Protests erupted in Iraq Tuesday as the death toll from a horrific fire that tore through a makeshift COVID-19 isolation ward in the southern city of Nasiriyah climbed to 93. The blaze left at least another 100 people injured.
The fire began at 10:30 p.m. Monday night, reportedly as the result of an electrical short in an air-conditioning system, which in turn touched off the explosion of improperly stored oxygen tanks. The fire quickly spread through the facility, which had been hastily constructed from a fleet of trailers made of cheap and highly flammable sandwich panels topped with a tin roof to house COVID patients outside Nasiriyah’s al-Hussein Teaching Hospital. The facility was equipped neither with fire extinguishers nor smoke alarms.
Hundreds of relatives and young men from surrounding neighborhoods rushed to the scene of the fire in a desperate attempt to rescue patients, many of them unable to breathe without oxygen and incapable of getting out of their beds, where they died from burns and asphyxiation. Some of the rescuers died carrying patients when the roof collapsed on them, blocking an entrance. In one incident, a young man succeeded in pulling out his father and carrying him to a waiting ambulance, only to see him die because the vehicle had no oxygen.
Angry crowds gathered outside the hospital and the nearby morgue. Distraught family members searched through the still smoking rubble for remains of their loved ones, while many of the recovered bodies were burned beyond recognition. One youth was seen collapsing in tears while searching for his grandfather, father, uncle and aunt, all of them lost in the fire.
Demonstrators outside the hospital chanted “revolution” and “The political parties burned us,” while setting police cars on fire. Protesters later set up tents and occupied Nasiriyah’s central al-Habboubi Square, the scene of mass protests during the nationwide anti-government protests that shook the country beginning in 2019. Nasiriyah was at the center of this rebellion and hundreds were killed and wounded there. Demonstrations were also reported spreading to other Iraqi cities.
The outrage provoked by the entirely preventable fire has been intensified by the fact that this is the second such massive criminal tragedy in the space of barely three months. On April 24, a similar fire ravaged the COVID intensive care unit of the Ibn al-Khatib hospital in a poor neighborhood of southeastern Baghdad, killing 82 people, including patients on ventilators, and injuring another 110. That fire was triggered by an accident causing improperly stored oxygen tanks to explode and, as in the blaze in Nasiriyah, the hospital had no fire protection system and its shoddy construction allowed flames to spread rapidly. At the time, investigators had warned that the same conditions that led to the Baghdad hospital fire existed throughout the country.

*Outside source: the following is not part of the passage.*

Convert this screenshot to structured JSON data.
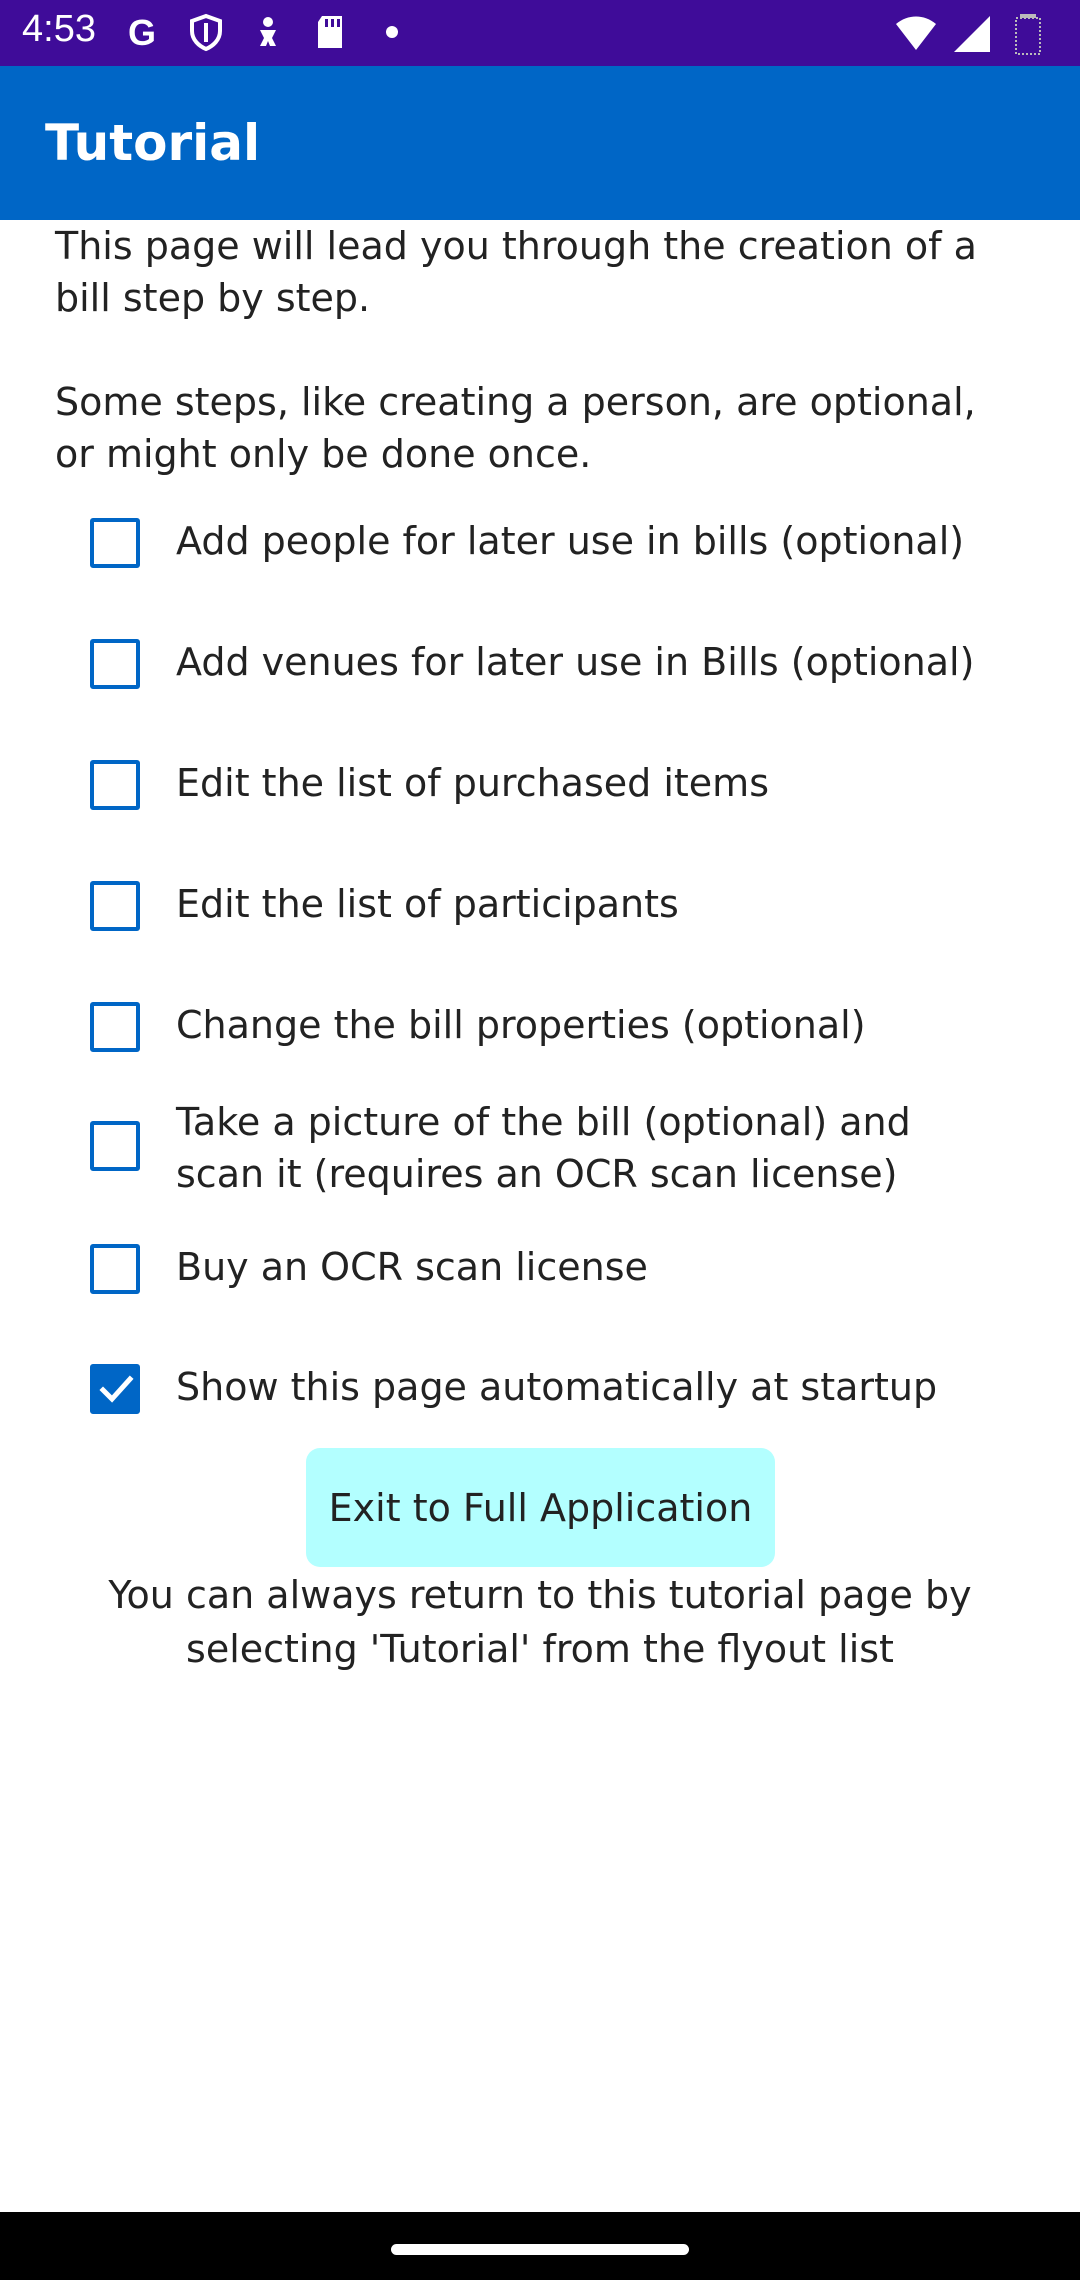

President Barham Salih issued a statement Tuesday declaring that the two hospital fires were “the product of persistent corruption and mismanagement that undervalues the lives of Iraqis and prevents reforms of institutions.” Prime Minister Mustafa Al-Kadhimi has responded, just as last April, with the suspension of various officials and similar denunciations of corruption. He held a crisis meeting Tuesday that included the head of the Iraqi armed forces and other senior security officials to consider what a tweet from his office described as “the causes and repercussions” of the Nasiriyah disaster. The presence of his security aides indicated that the “repercussions” are foremost on his mind, with Iraqi society increasingly resembling a powder keg.
While endemic corruption has unquestionably devastated Iraq’s hospitals along with every other area of basic services, the horrific inferno in Nasiriyah, like the one before it in Baghdad, is another price paid by the Iraqi people for the systematic destruction of the country’s healthcare system and infrastructure by US imperialism.
Until the 1990s, Iraq boasted the most technologically advanced and professional healthcare system in the Arab world, providing free universal primary care to its population through a network of 172 modern hospitals, 1,200 primary care centers and 850 community clinics, and attracting patients seeking treatment from neighboring countries.
The first Gulf War waged by the US military against Iraq in 1991 included a bombing campaign that deliberately destroyed basic infrastructure, including electricity, water and sanitation systems, the foundations of the public healthcare system, while damaging hospitals and other facilities. This was followed by more than a decade of draconian sanctions aimed at bringing down the government of Saddam Hussein by denying the country basic food and medical supplies. High levels of malnutrition, the lack of medicines, and diseases resulting from a lack of clean water were estimated to have cost the lives of half a million Iraqi children by 1995. In a television interview in 1996, then-US Ambassador to the United Nations Madeleine Albright infamously stated, “We think the price is worth it.”
The decade of sanctions was followed by the 2003 US war of aggression and subsequent occupation of Iraq, which further decimated the healthcare system. Fully half of the already depleted ranks of Iraq’s doctors fled the country amid the violence unleashed by the US occupation. The US occupation regime responded with a policy of privatizing healthcare, creating a two-tier system in which the rich are able to access adequate treatment, while the rest of the population is forced to pay for previously basic care, and offer bribes to save the lives of loved ones.
The occupation also placed in power a collection of sectarian-based political parties led by former exiles that have enriched their leaders through wholesale corruption, including the diversion of billions of dollars from the healthcare system. The COVID-19 pandemic has brought this system to the point of collapse.
Iraq is facing a third wave of the pandemic, which, according to official figures has thus far resulted in roughly 1.5 million cases and 18,000 deaths. These figures are considered a gross underestimation of the real toll. Nonetheless, the official case count is now reaching 9,000 a day, a figure universally regarded as threatening an unprecedented spread of the virus and resulting deaths.
Fewer than 2 million Iraqis out of a population of over 41 million have received a COVID vaccination.
The unrest provoked by the mass death at the Nasiriyah hospital comes on the heels of protests over power blackouts and by violent clashes between police and unemployed university graduates demanding jobs outside oil facilities.
As Washington prepares new military provocations to maintain US troops in Iraq, the legacy of three decades of US wars and sanctions threatens to unleash a mass revolutionary upheaval.